Wherever a line of the data contains "toggle", copy that line.

Extracted data entries
________________________

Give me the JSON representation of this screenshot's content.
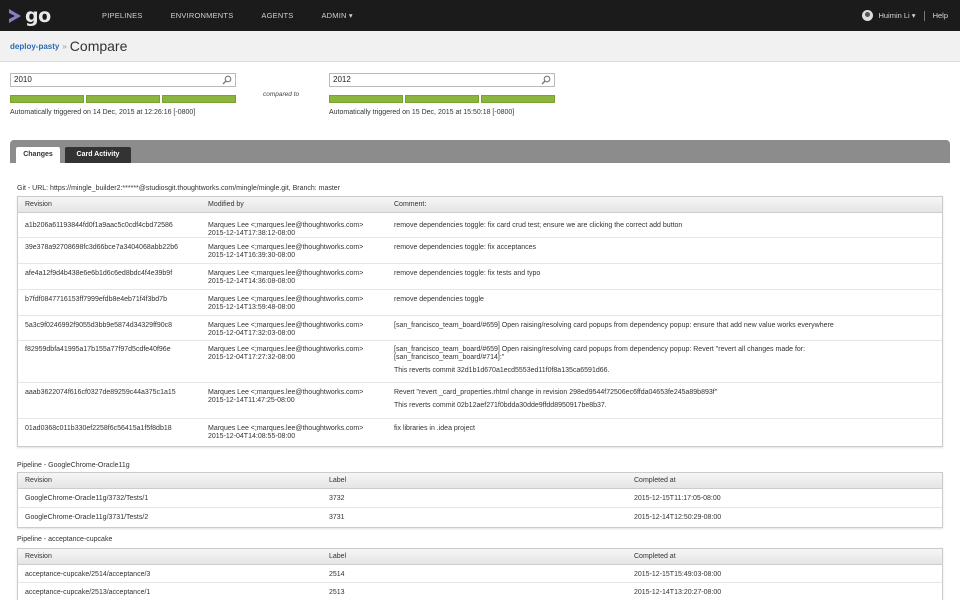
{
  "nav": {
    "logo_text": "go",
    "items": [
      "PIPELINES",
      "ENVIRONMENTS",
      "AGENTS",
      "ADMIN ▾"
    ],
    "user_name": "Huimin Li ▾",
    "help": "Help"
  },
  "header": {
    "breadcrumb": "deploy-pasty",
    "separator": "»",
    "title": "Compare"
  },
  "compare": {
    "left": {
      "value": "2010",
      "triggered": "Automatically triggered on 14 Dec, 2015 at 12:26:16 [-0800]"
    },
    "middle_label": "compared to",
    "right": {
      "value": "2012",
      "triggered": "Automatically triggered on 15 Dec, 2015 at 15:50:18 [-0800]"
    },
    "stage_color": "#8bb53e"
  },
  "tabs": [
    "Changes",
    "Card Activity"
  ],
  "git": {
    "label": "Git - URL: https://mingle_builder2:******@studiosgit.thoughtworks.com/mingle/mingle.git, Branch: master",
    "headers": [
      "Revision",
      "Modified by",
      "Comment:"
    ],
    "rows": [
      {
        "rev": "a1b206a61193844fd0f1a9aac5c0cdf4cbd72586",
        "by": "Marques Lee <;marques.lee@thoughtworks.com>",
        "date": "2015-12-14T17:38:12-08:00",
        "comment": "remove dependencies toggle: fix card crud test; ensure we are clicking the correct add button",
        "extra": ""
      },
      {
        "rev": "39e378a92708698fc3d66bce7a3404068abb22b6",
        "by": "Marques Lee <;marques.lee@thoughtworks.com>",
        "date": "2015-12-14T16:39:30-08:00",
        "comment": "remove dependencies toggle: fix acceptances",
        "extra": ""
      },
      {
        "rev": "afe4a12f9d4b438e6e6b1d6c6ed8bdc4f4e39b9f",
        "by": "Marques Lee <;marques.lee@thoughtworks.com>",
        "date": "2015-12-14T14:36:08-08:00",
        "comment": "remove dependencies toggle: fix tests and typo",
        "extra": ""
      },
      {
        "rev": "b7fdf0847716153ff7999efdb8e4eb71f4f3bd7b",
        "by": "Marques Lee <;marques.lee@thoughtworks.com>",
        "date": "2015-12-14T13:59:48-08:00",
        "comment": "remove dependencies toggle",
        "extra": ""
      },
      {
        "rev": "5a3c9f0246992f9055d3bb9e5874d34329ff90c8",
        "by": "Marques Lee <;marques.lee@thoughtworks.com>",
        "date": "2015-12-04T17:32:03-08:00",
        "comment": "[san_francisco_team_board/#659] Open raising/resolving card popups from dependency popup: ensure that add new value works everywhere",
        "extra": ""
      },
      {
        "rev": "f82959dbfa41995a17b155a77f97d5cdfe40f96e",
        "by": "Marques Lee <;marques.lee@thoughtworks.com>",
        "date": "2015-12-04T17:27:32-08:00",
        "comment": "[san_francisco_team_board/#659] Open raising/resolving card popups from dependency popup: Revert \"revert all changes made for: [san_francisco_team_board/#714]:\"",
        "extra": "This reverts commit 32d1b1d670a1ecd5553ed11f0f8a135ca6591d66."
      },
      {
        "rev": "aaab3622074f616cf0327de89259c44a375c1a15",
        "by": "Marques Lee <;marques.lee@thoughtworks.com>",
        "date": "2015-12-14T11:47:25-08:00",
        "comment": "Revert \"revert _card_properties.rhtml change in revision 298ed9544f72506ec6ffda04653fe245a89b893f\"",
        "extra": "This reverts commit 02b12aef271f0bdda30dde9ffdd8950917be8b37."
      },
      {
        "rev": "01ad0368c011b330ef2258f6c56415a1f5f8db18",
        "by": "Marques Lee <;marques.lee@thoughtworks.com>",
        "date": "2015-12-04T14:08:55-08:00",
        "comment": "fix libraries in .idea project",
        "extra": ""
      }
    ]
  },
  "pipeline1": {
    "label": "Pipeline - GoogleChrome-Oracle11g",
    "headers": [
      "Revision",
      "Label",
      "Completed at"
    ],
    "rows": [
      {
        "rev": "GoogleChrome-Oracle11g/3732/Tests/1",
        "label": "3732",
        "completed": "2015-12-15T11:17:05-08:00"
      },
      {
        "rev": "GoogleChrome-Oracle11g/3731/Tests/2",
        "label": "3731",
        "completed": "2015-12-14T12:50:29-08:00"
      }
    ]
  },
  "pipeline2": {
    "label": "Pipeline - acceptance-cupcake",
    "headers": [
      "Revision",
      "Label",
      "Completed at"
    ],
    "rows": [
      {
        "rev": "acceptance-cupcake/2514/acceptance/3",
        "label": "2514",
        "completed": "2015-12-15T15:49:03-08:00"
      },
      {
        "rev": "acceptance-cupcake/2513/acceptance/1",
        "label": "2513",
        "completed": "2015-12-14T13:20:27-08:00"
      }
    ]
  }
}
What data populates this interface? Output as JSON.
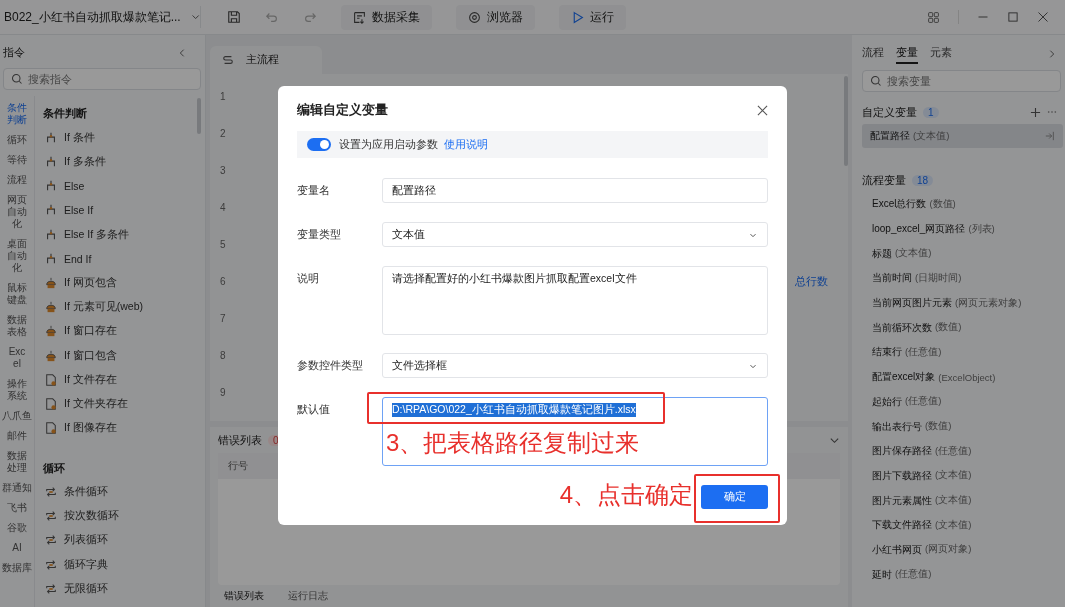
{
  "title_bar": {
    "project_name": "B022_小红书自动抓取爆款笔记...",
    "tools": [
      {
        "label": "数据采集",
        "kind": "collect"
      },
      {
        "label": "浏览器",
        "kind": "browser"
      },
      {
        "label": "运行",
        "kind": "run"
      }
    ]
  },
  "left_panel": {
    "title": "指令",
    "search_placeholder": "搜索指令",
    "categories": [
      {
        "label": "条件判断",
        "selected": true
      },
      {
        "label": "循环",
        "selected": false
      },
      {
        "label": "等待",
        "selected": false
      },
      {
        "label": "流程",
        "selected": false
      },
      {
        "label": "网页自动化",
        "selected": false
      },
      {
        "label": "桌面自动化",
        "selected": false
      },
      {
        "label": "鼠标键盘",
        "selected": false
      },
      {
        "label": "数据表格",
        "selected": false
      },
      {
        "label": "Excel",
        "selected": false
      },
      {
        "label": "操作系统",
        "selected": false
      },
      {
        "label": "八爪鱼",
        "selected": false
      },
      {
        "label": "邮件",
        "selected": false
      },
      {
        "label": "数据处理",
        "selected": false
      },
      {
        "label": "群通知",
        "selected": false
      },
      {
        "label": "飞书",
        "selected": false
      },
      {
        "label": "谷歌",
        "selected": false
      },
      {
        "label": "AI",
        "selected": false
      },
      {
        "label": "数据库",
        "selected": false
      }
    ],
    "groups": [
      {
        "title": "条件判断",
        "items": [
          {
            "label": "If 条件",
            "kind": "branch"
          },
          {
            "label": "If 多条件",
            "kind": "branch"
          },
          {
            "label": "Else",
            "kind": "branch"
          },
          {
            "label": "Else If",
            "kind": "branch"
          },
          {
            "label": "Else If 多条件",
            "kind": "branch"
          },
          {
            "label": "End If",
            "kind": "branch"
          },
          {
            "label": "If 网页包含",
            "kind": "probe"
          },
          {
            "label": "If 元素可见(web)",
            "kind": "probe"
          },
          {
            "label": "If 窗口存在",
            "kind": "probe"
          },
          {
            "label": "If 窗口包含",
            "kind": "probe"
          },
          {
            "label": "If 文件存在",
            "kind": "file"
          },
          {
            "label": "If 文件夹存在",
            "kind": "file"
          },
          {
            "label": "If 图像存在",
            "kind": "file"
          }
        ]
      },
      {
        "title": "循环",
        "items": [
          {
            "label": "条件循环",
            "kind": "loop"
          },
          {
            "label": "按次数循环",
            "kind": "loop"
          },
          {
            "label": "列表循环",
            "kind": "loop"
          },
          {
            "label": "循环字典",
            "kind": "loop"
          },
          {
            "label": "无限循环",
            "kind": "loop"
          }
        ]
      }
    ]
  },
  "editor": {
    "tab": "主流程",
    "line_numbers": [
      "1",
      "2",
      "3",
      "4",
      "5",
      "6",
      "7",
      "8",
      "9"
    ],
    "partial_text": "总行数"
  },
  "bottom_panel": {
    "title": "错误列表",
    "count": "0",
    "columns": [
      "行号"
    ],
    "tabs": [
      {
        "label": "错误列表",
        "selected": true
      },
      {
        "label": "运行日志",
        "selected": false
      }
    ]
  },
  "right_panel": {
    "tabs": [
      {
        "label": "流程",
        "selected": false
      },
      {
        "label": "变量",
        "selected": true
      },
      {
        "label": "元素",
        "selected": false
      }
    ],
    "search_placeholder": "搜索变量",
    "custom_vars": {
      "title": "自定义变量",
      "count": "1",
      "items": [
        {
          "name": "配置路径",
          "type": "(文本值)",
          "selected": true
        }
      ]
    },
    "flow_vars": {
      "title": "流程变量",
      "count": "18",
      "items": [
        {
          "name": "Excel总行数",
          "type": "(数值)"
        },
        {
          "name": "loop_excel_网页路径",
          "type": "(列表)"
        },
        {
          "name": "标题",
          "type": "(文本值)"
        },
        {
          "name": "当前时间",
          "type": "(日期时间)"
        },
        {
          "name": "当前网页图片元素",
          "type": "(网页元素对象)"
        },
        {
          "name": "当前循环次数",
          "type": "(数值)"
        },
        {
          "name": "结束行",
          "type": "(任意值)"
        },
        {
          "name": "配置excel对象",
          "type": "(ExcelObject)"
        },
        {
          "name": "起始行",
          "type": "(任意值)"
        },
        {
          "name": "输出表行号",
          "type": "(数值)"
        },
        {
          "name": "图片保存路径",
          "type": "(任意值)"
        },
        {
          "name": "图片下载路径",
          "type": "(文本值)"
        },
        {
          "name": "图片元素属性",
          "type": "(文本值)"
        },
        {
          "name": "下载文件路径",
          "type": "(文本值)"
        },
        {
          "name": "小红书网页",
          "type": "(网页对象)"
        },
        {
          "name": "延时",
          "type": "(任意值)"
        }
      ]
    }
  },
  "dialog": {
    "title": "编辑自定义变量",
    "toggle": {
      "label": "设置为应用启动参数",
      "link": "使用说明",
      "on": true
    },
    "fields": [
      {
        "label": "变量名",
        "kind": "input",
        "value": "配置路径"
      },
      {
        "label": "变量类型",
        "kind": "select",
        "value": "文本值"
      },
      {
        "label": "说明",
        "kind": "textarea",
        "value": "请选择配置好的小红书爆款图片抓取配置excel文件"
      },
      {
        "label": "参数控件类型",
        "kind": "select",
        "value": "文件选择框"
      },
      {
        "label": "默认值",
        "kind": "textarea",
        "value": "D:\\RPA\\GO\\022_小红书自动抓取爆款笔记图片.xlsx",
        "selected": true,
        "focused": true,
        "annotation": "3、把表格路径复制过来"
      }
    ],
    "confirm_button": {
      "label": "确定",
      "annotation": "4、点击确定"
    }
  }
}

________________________

Task result
        "comment": "remove dependencies toggle: fix card crud test; ensure we are clicking the correct add button",
        "comment": "remove dependencies toggle: fix acceptances",
        "comment": "remove dependencies toggle: fix tests and typo",
        "comment": "remove dependencies toggle",
    "toggle": {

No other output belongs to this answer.